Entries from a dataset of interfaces
☆ ☆ ☆
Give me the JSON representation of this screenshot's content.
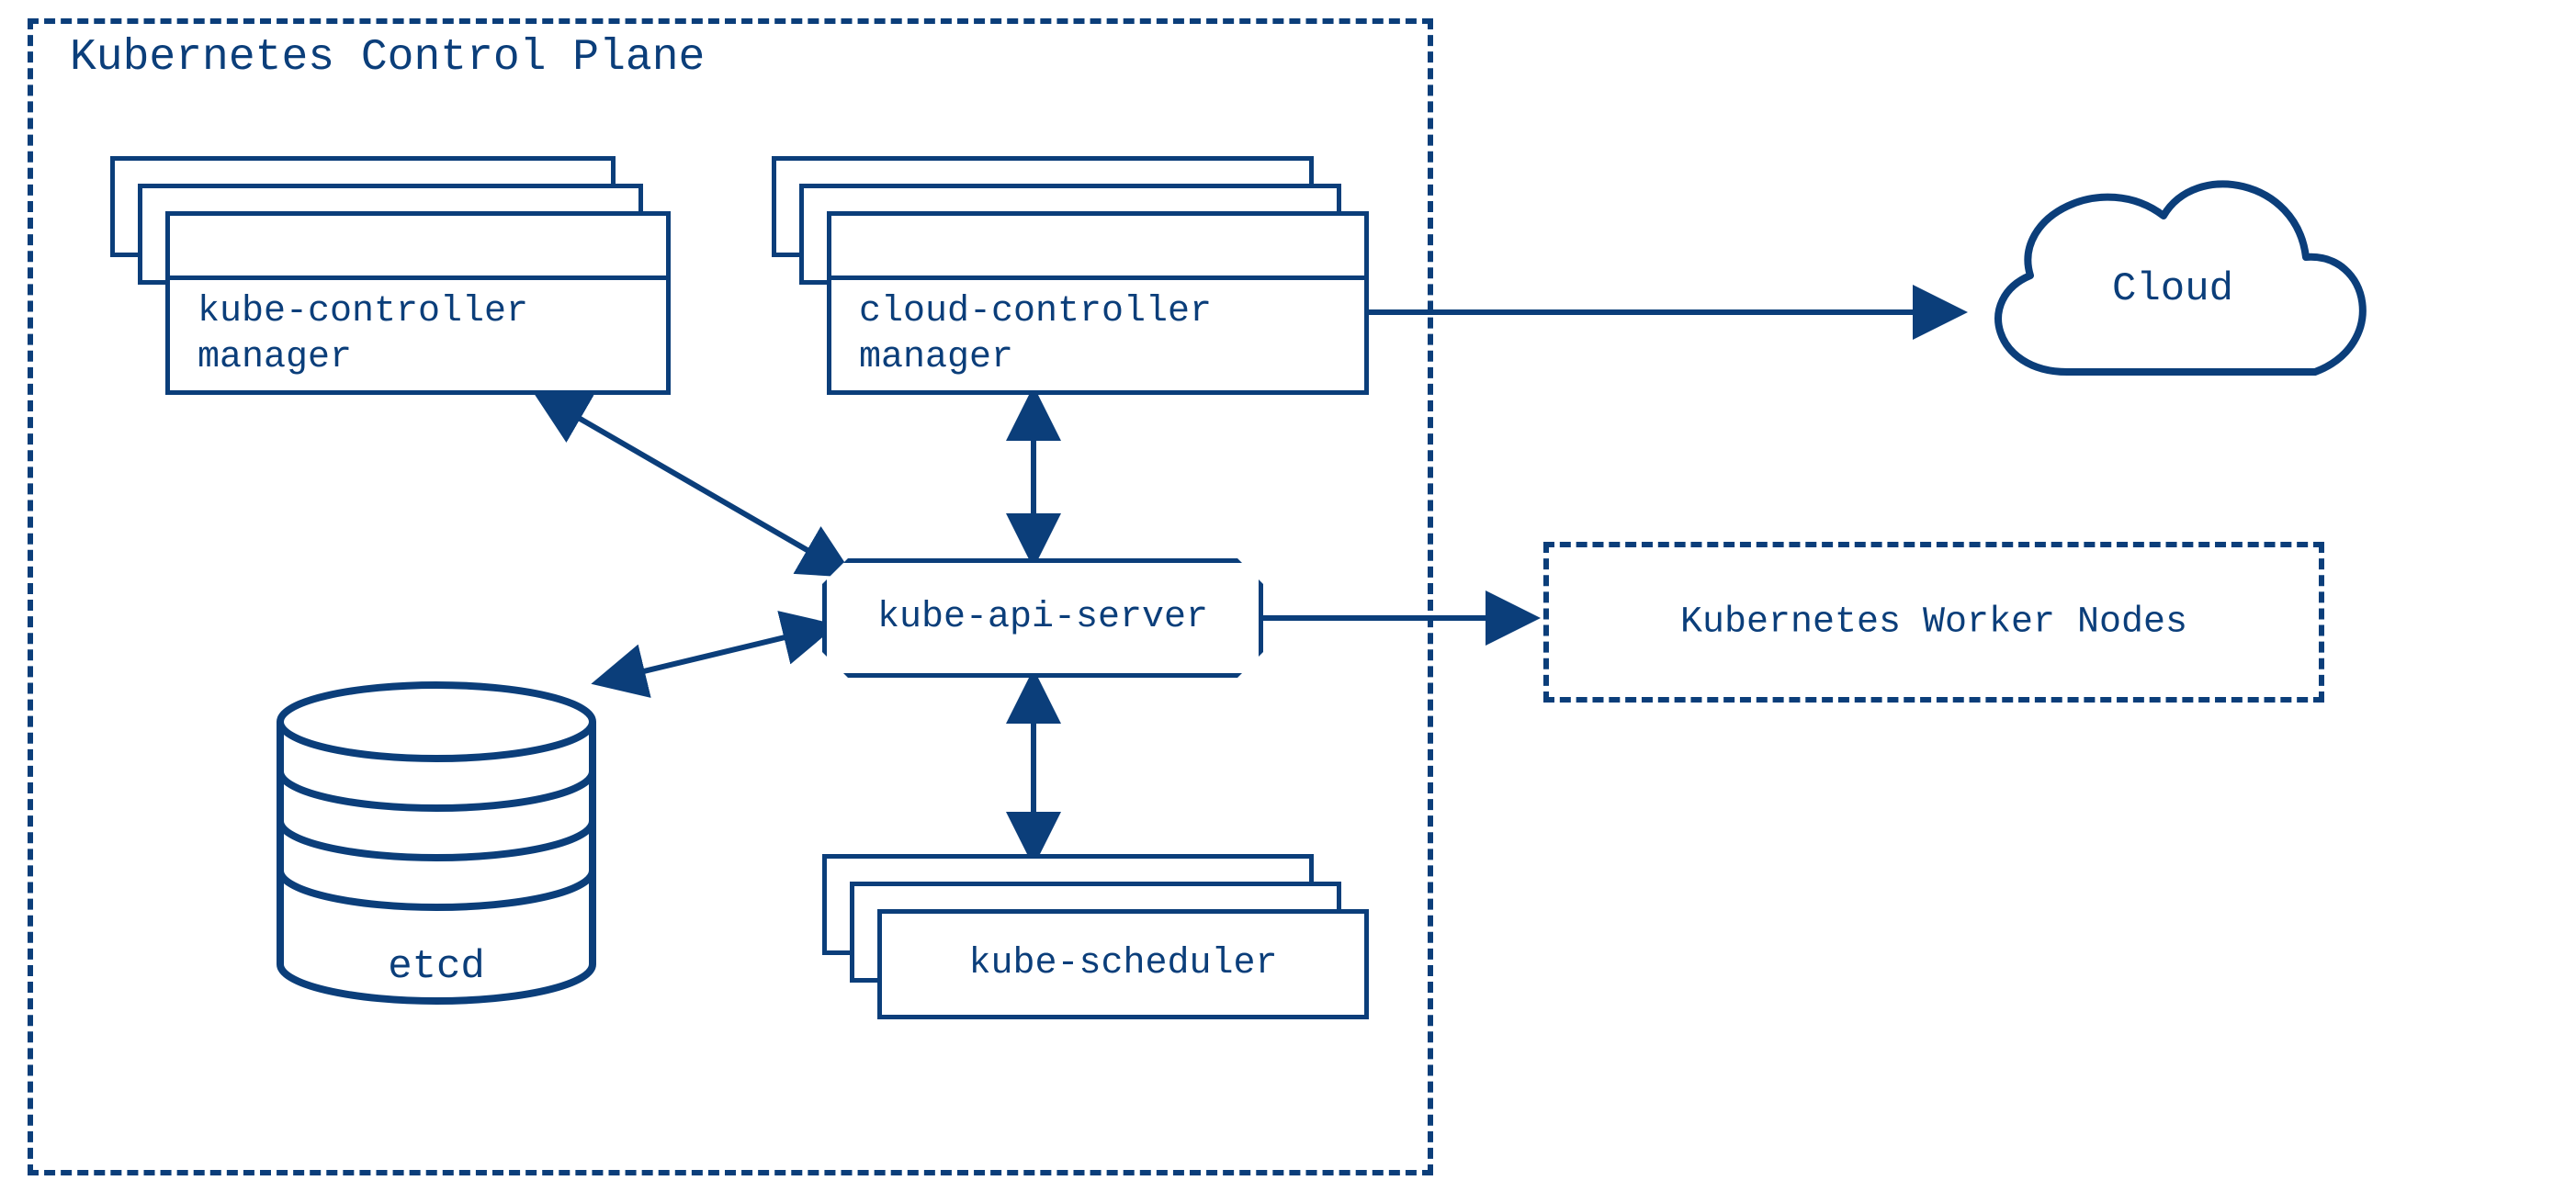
{
  "colors": {
    "stroke": "#0b3e7a",
    "label": "#0b3e7a"
  },
  "control_plane": {
    "title": "Kubernetes Control Plane"
  },
  "components": {
    "kube_controller_manager": "kube-controller\nmanager",
    "cloud_controller_manager": "cloud-controller\nmanager",
    "kube_api_server": "kube-api-server",
    "kube_scheduler": "kube-scheduler",
    "etcd": "etcd"
  },
  "external": {
    "cloud": "Cloud",
    "worker_nodes": "Kubernetes Worker Nodes"
  },
  "connections": [
    {
      "from": "kube_controller_manager",
      "to": "kube_api_server",
      "bidirectional": true
    },
    {
      "from": "cloud_controller_manager",
      "to": "kube_api_server",
      "bidirectional": true
    },
    {
      "from": "kube_scheduler",
      "to": "kube_api_server",
      "bidirectional": true
    },
    {
      "from": "etcd",
      "to": "kube_api_server",
      "bidirectional": true
    },
    {
      "from": "cloud_controller_manager",
      "to": "cloud",
      "bidirectional": false
    },
    {
      "from": "kube_api_server",
      "to": "worker_nodes",
      "bidirectional": false
    }
  ]
}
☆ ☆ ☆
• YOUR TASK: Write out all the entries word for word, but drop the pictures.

• TASK SOLUTION:
Give me the JSON representation of this screenshot's content.
{
  "colors": {
    "stroke": "#0b3e7a",
    "label": "#0b3e7a"
  },
  "control_plane": {
    "title": "Kubernetes Control Plane"
  },
  "components": {
    "kube_controller_manager": "kube-controller\nmanager",
    "cloud_controller_manager": "cloud-controller\nmanager",
    "kube_api_server": "kube-api-server",
    "kube_scheduler": "kube-scheduler",
    "etcd": "etcd"
  },
  "external": {
    "cloud": "Cloud",
    "worker_nodes": "Kubernetes Worker Nodes"
  },
  "connections": [
    {
      "from": "kube_controller_manager",
      "to": "kube_api_server",
      "bidirectional": true
    },
    {
      "from": "cloud_controller_manager",
      "to": "kube_api_server",
      "bidirectional": true
    },
    {
      "from": "kube_scheduler",
      "to": "kube_api_server",
      "bidirectional": true
    },
    {
      "from": "etcd",
      "to": "kube_api_server",
      "bidirectional": true
    },
    {
      "from": "cloud_controller_manager",
      "to": "cloud",
      "bidirectional": false
    },
    {
      "from": "kube_api_server",
      "to": "worker_nodes",
      "bidirectional": false
    }
  ]
}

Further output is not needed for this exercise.